-- EXTRACTED DATA follows --
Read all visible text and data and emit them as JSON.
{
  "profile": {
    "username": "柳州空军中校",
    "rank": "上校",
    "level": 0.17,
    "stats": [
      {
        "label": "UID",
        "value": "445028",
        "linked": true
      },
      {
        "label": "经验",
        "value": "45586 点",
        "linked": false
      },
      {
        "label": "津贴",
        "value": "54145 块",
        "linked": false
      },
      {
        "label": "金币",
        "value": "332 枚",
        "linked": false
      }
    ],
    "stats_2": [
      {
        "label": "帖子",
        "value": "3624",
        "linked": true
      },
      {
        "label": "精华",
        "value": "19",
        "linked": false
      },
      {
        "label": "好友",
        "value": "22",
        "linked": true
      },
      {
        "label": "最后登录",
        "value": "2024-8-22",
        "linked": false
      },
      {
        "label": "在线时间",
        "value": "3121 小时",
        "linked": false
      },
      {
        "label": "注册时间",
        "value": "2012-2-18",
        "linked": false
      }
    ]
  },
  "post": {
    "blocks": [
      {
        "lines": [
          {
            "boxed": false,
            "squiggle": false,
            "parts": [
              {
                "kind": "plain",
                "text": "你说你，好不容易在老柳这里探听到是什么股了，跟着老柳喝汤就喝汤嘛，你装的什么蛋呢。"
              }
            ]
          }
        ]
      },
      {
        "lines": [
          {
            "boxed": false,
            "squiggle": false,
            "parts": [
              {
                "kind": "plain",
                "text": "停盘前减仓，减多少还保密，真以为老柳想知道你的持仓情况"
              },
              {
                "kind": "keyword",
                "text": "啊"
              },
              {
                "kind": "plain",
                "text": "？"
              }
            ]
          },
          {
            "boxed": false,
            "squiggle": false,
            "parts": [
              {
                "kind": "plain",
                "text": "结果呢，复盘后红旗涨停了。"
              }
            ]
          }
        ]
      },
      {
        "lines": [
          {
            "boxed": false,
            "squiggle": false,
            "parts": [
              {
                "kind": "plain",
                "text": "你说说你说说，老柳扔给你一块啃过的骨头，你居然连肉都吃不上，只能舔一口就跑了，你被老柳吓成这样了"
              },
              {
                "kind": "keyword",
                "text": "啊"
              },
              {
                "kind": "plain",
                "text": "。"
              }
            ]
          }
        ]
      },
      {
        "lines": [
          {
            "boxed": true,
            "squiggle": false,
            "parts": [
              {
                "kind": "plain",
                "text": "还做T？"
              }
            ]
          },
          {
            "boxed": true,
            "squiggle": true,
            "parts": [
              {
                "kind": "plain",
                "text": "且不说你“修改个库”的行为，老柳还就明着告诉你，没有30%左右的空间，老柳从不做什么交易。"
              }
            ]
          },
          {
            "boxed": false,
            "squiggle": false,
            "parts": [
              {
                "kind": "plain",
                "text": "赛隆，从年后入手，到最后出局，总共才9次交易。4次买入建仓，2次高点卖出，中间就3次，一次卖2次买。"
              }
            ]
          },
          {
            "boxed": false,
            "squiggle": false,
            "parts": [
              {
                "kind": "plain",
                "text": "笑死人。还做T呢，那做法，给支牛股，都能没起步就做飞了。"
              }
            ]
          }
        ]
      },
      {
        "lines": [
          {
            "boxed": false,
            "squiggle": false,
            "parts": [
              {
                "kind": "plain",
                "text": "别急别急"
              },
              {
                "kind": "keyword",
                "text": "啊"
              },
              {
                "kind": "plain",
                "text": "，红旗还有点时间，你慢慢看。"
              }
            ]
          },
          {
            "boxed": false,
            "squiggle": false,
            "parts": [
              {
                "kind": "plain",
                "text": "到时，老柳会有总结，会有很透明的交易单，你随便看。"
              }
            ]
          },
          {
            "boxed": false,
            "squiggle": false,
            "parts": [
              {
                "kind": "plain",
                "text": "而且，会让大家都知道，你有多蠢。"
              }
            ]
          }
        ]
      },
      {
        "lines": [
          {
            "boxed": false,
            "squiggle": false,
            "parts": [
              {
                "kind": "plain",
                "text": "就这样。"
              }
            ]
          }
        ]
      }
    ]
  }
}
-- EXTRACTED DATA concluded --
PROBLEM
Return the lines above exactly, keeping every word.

RESULT
Read all visible text and data and emit them as JSON.
{
  "profile": {
    "username": "柳州空军中校",
    "rank": "上校",
    "level": 0.17,
    "stats": [
      {
        "label": "UID",
        "value": "445028",
        "linked": true
      },
      {
        "label": "经验",
        "value": "45586 点",
        "linked": false
      },
      {
        "label": "津贴",
        "value": "54145 块",
        "linked": false
      },
      {
        "label": "金币",
        "value": "332 枚",
        "linked": false
      }
    ],
    "stats_2": [
      {
        "label": "帖子",
        "value": "3624",
        "linked": true
      },
      {
        "label": "精华",
        "value": "19",
        "linked": false
      },
      {
        "label": "好友",
        "value": "22",
        "linked": true
      },
      {
        "label": "最后登录",
        "value": "2024-8-22",
        "linked": false
      },
      {
        "label": "在线时间",
        "value": "3121 小时",
        "linked": false
      },
      {
        "label": "注册时间",
        "value": "2012-2-18",
        "linked": false
      }
    ]
  },
  "post": {
    "blocks": [
      {
        "lines": [
          {
            "boxed": false,
            "squiggle": false,
            "parts": [
              {
                "kind": "plain",
                "text": "你说你，好不容易在老柳这里探听到是什么股了，跟着老柳喝汤就喝汤嘛，你装的什么蛋呢。"
              }
            ]
          }
        ]
      },
      {
        "lines": [
          {
            "boxed": false,
            "squiggle": false,
            "parts": [
              {
                "kind": "plain",
                "text": "停盘前减仓，减多少还保密，真以为老柳想知道你的持仓情况"
              },
              {
                "kind": "keyword",
                "text": "啊"
              },
              {
                "kind": "plain",
                "text": "？"
              }
            ]
          },
          {
            "boxed": false,
            "squiggle": false,
            "parts": [
              {
                "kind": "plain",
                "text": "结果呢，复盘后红旗涨停了。"
              }
            ]
          }
        ]
      },
      {
        "lines": [
          {
            "boxed": false,
            "squiggle": false,
            "parts": [
              {
                "kind": "plain",
                "text": "你说说你说说，老柳扔给你一块啃过的骨头，你居然连肉都吃不上，只能舔一口就跑了，你被老柳吓成这样了"
              },
              {
                "kind": "keyword",
                "text": "啊"
              },
              {
                "kind": "plain",
                "text": "。"
              }
            ]
          }
        ]
      },
      {
        "lines": [
          {
            "boxed": true,
            "squiggle": false,
            "parts": [
              {
                "kind": "plain",
                "text": "还做T？"
              }
            ]
          },
          {
            "boxed": true,
            "squiggle": true,
            "parts": [
              {
                "kind": "plain",
                "text": "且不说你“修改个库”的行为，老柳还就明着告诉你，没有30%左右的空间，老柳从不做什么交易。"
              }
            ]
          },
          {
            "boxed": false,
            "squiggle": false,
            "parts": [
              {
                "kind": "plain",
                "text": "赛隆，从年后入手，到最后出局，总共才9次交易。4次买入建仓，2次高点卖出，中间就3次，一次卖2次买。"
              }
            ]
          },
          {
            "boxed": false,
            "squiggle": false,
            "parts": [
              {
                "kind": "plain",
                "text": "笑死人。还做T呢，那做法，给支牛股，都能没起步就做飞了。"
              }
            ]
          }
        ]
      },
      {
        "lines": [
          {
            "boxed": false,
            "squiggle": false,
            "parts": [
              {
                "kind": "plain",
                "text": "别急别急"
              },
              {
                "kind": "keyword",
                "text": "啊"
              },
              {
                "kind": "plain",
                "text": "，红旗还有点时间，你慢慢看。"
              }
            ]
          },
          {
            "boxed": false,
            "squiggle": false,
            "parts": [
              {
                "kind": "plain",
                "text": "到时，老柳会有总结，会有很透明的交易单，你随便看。"
              }
            ]
          },
          {
            "boxed": false,
            "squiggle": false,
            "parts": [
              {
                "kind": "plain",
                "text": "而且，会让大家都知道，你有多蠢。"
              }
            ]
          }
        ]
      },
      {
        "lines": [
          {
            "boxed": false,
            "squiggle": false,
            "parts": [
              {
                "kind": "plain",
                "text": "就这样。"
              }
            ]
          }
        ]
      }
    ]
  }
}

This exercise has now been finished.